Outgoing CPUSA National Chair John Bachtell addresses the 31st National Convention of the Communist Party USA in Chicago, June 2019. | Al Neal / PW

Tens of thousands of immigrant families are criminalized for fleeing violence and poverty, detained in concentration camps, and an unknown number have died. Children and babies are being ripped from parents, forced to endure neglect and misery. This is inhumane, immoral, and people of goodwill everywhere are fighting to stop it.

In neighboring states like Indiana and Missouri, women seeking an abortion and medical workers who perform them are criminalized. Meanwhile, mass movements are ensuring reproductive rights are protected and expanded in Illinois, Nevada, Vermont, California, and other states.

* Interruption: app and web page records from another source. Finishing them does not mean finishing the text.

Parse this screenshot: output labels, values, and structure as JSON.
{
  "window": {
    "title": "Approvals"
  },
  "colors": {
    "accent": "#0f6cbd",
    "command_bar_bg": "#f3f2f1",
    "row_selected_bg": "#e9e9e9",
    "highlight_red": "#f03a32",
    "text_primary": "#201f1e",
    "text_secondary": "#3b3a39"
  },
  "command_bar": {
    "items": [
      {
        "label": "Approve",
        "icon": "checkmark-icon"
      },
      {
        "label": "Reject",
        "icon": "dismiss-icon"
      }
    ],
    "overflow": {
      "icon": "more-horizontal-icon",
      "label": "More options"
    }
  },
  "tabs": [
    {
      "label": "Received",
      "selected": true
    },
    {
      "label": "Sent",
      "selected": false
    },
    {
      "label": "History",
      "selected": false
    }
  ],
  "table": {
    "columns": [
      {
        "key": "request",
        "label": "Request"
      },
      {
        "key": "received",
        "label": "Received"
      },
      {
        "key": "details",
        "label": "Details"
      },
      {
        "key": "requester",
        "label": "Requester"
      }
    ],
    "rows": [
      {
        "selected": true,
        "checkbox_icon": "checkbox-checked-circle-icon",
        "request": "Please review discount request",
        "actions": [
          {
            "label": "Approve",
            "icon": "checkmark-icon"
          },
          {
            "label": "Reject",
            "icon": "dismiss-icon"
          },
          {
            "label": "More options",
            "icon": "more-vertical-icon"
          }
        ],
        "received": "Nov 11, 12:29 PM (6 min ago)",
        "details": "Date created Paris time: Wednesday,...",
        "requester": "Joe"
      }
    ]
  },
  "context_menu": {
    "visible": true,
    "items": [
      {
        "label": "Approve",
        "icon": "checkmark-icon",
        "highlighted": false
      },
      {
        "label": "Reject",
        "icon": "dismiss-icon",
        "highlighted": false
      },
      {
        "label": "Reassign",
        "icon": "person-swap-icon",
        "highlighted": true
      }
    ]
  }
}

Somewhere a young person is fearful of coming out because an LGBTQ classmate was bullied or a transgender person murdered. But the LGBTQ community and their allies have won expanded democratic rights and led a revolution in social attitudes.

All across this city, families are forced to choose between food and rent. This is outrageous, and the fight for a living wage has led to municipalities and states passing measures for a $15 minimum wage.

Newly-graduated students from this very university [University of Illinois, Chicago] wonder if their lives will be spent in servitude paying off student loans. They and their parents are burdened with enormous debt. I know. I’m one. Cancellation of student debt and a free college education is now advocated by presidential candidates.

Chicago is like so many cities. Downtowns prosper while working-class neighborhoods face neglect. Property taxes and rents are too damn high, driving working-class families, especially African Americans, out. Movements for affordable housing and tenants’ rights are growing here, in New York City, and across the country.

While this administration dismantles the Environmental Protection Agency and puts polluters in charge of regulating themselves, states and cities are declaring their commitment to the Paris Climate Accords, and the Green New Deal has bolted into the national discussion.

While the GOP passes one voter suppression law and adopts one more gerrymandered map after another, voters in states like Michigan and Florida are expanding voting rights and defending democracy.

Our nation and the world face enormous challenges, and people everywhere are rising.

The CPUSA celebrates 100

The Communist Party USA, 100 years young and going strong, is an essential part of every movement. We believe the moment calls for a much larger CPUSA, a working-class-based party of socialism.

We are in the fight of our lives.

The crises facing humanity are rooted in the predatory system of global capitalism, the capitalist mode of production, and drive for maximum profits. They beg the question: What comes first? People and nature or corporate profits?

As Dr. W.E.B. DuBois famously penned when joining the CPUSA: “Capitalism cannot reform itself. It is doomed to self-destruction. No universal selfishness can bring social good to all.”

We are fighting for a new society of majority rule; economic and political democracy; full racial and gender equality; a society based on solidarity, community, and cooperation; a society without classes, prisons, walls, and borders.

We seek a humane, peaceful society in harmony with nature, in which the working class enjoys the full fruit of its labors.

This is our vision. This is our mission. This is why we are here.

The moment may be dangerous and sometimes feel dark. But the fire of human liberation grows. And we have unshakable confidence in the power of working-class and human solidarity; the power of global socialist and communist unity; and the power of international solidarity and global cooperation to save planet and people and ensure the future.

Continued in part 2: Planetary emergency: the climate crisis and nuclear danger threaten the existence of humanity and nature


John Bachtell
John Bachtell

John Bachtell is president of Long View Publishing Co., the publisher of People's World. He is active in electoral, labor, environmental, and social justice struggles. He grew up in Ohio, where he attended Antioch College in Yellow Springs. He currently lives in Chicago.